Corporate Marketing Executive--“The smaller agencies just do not get it. More and more of us are moving our data analyses in-house. We are seeing trends in our business and sometimes even little things that make up the trends. Agencies are way too superficial and charge way too much for the little that they deliver. We will cut back their involvement, especially with the share of the marketing budget, for the foreseeable future.”

Soon to Retire agency owner--“I do not know what to do. We simply cannot compete. I cannot afford a system that can handle the needs of some prospects nor can I pay the people we would need to do the job correctly. The future of agencies is going to revolve around agility. How can we respond quickly if we cannot afford to tool up or staff up for the job? My younger partners are still dreaming of winning Clios. I am so glad that I married a wealthy woman.”
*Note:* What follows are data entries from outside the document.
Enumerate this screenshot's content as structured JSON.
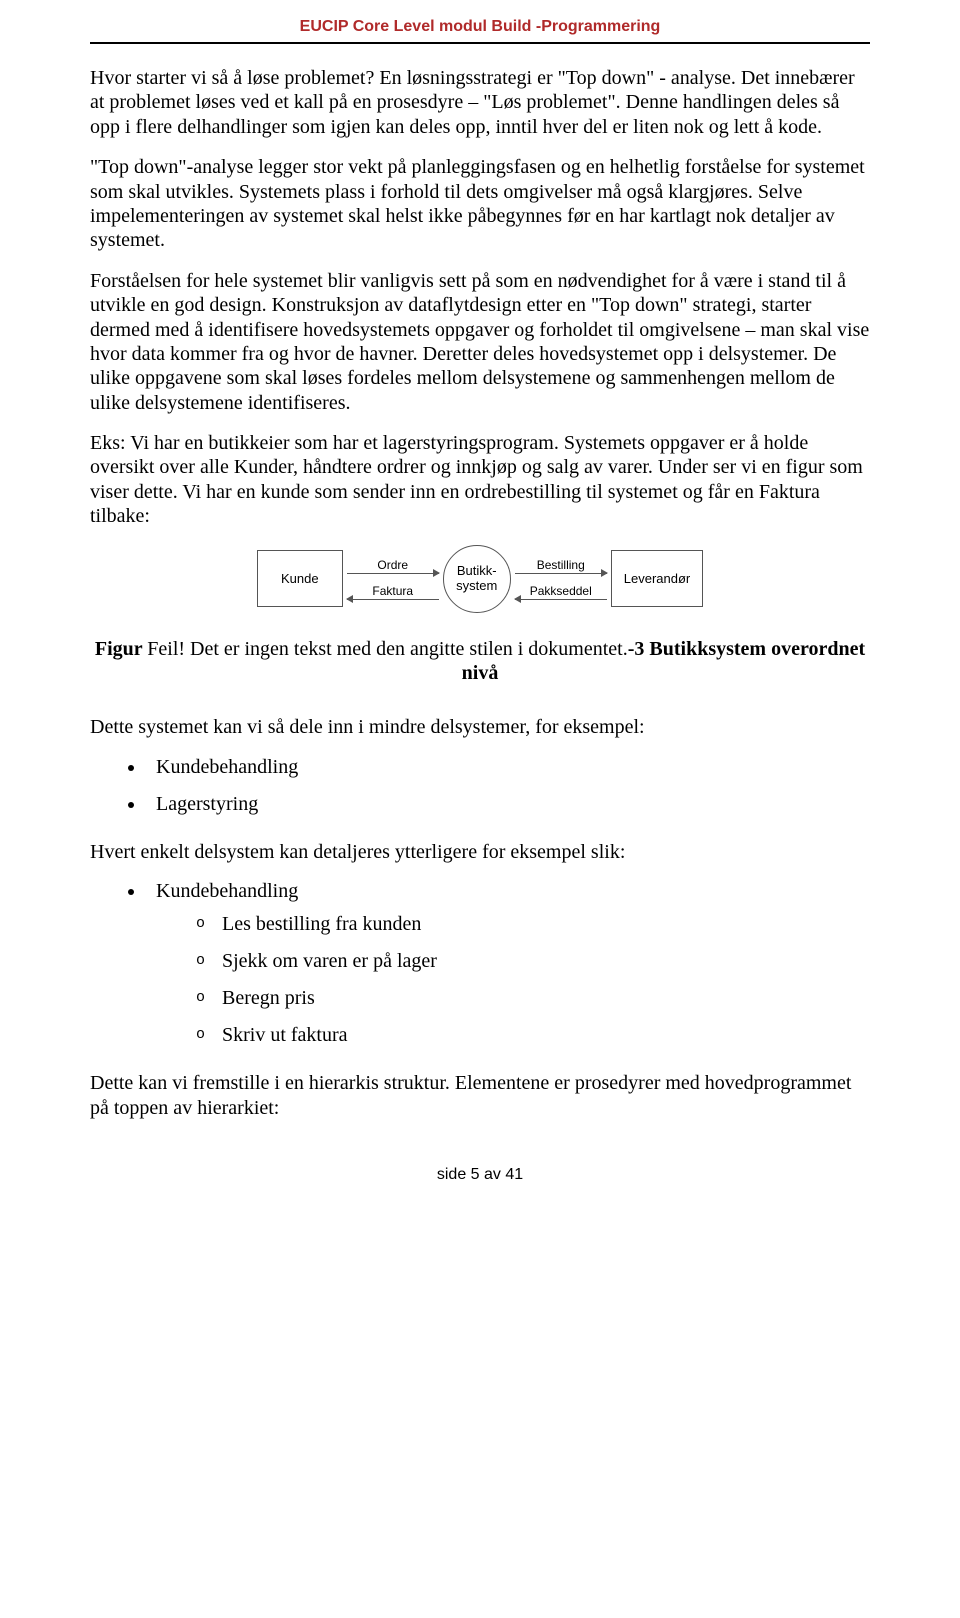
{
  "header": "EUCIP Core Level modul Build -Programmering",
  "p1": "Hvor starter vi så å løse problemet? En løsningsstrategi er \"Top down\" - analyse. Det innebærer at problemet løses ved et kall på en prosesdyre – \"Løs problemet\". Denne handlingen deles så opp i flere delhandlinger som igjen kan deles opp, inntil hver del er liten nok og lett å kode.",
  "p2": "\"Top down\"-analyse legger stor vekt på planleggingsfasen og en helhetlig forståelse for systemet som skal utvikles. Systemets plass i forhold til dets omgivelser må også klargjøres. Selve impelementeringen av systemet skal helst ikke påbegynnes før en har kartlagt nok detaljer av systemet.",
  "p3": "Forståelsen for hele systemet blir vanligvis sett på som en nødvendighet for å være i stand til å utvikle en god design. Konstruksjon av dataflytdesign etter en \"Top down\" strategi, starter dermed med å identifisere hovedsystemets oppgaver og forholdet til omgivelsene – man skal vise hvor data kommer fra og hvor de havner. Deretter deles hovedsystemet opp i delsystemer. De ulike oppgavene som skal løses fordeles mellom delsystemene og sammenhengen mellom de ulike delsystemene identifiseres.",
  "p4": "Eks: Vi har en butikkeier som har et lagerstyringsprogram. Systemets oppgaver er å holde oversikt over alle Kunder, håndtere ordrer og innkjøp og salg av varer. Under ser vi en figur som viser dette.  Vi har en kunde som sender inn en ordrebestilling til systemet og får en Faktura tilbake:",
  "diagram": {
    "left_box": "Kunde",
    "left_top": "Ordre",
    "left_bottom": "Faktura",
    "center": "Butikk-\nsystem",
    "right_top": "Bestilling",
    "right_bottom": "Pakkseddel",
    "right_box": "Leverandør"
  },
  "caption_prefix": "Figur ",
  "caption_error": "Feil! Det er ingen tekst med den angitte stilen i dokumentet.",
  "caption_suffix": "-3 Butikksystem overordnet nivå",
  "p5": "Dette systemet kan vi så dele inn i mindre delsystemer, for eksempel:",
  "subsystems": [
    "Kundebehandling",
    "Lagerstyring"
  ],
  "p6": "Hvert enkelt delsystem kan detaljeres ytterligere for eksempel slik:",
  "detail_group": "Kundebehandling",
  "detail_items": [
    "Les bestilling fra kunden",
    "Sjekk om varen er på lager",
    "Beregn pris",
    "Skriv ut faktura"
  ],
  "p7": "Dette kan vi fremstille i en hierarkis struktur. Elementene er prosedyrer med hovedprogrammet på toppen av hierarkiet:",
  "footer": "side 5 av 41"
}
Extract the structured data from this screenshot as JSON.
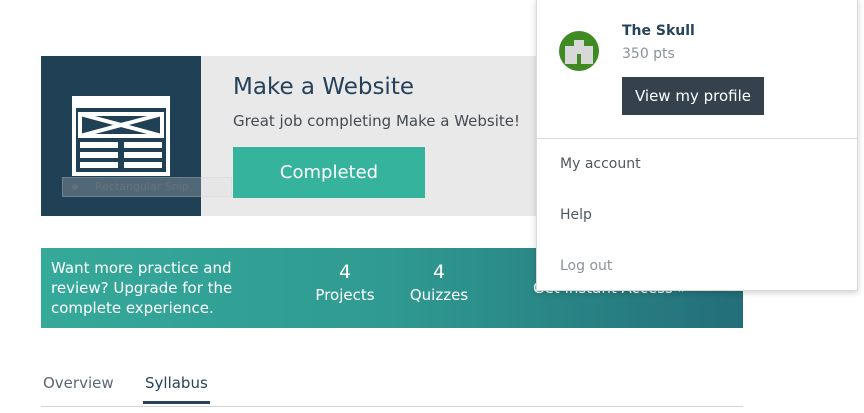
{
  "course": {
    "title": "Make a Website",
    "subtitle": "Great job completing Make a Website!",
    "status_button": "Completed",
    "thumbnail_icon": "website-wireframe-icon",
    "snip_overlay_label": "Rectangular Snip"
  },
  "upgrade": {
    "text": "Want more practice and review? Upgrade for the complete experience.",
    "stats": [
      {
        "value": "4",
        "label": "Projects"
      },
      {
        "value": "4",
        "label": "Quizzes"
      }
    ],
    "cta": "Get Instant Access »"
  },
  "tabs": [
    {
      "label": "Overview",
      "active": false
    },
    {
      "label": "Syllabus",
      "active": true
    }
  ],
  "user_menu": {
    "username": "The Skull",
    "points": "350 pts",
    "avatar_icon": "avatar-icon",
    "view_profile": "View my profile",
    "items": [
      {
        "label": "My account"
      },
      {
        "label": "Help"
      },
      {
        "label": "Log out"
      }
    ]
  },
  "colors": {
    "thumb_bg": "#204056",
    "completed_green": "#36b39d",
    "profile_button": "#35424e",
    "avatar_green": "#3f8a22"
  }
}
Consulting Firm Executive On Big Data--“When I joined these guys a while back, they told me that they could turn data into profits for clients and also provide brand driven insights. I said to myself Brand Driven Insights! What malarkey. Well, they are doing it and I am learning so much. The advertising agency model is broken. Other than the holding companies, most need to start from scratch. Media buying services may have to change the most.”

Is Big Data going to kill creative? No, but creativity must be wed with Big Data to maximize results.  And the in-house threat mentioned above should send a chill up the spine of every mid-sized or small ad agency CEO.

If you would like to contact Don Cole directly, you may reach him at doncolemedia@gmail.com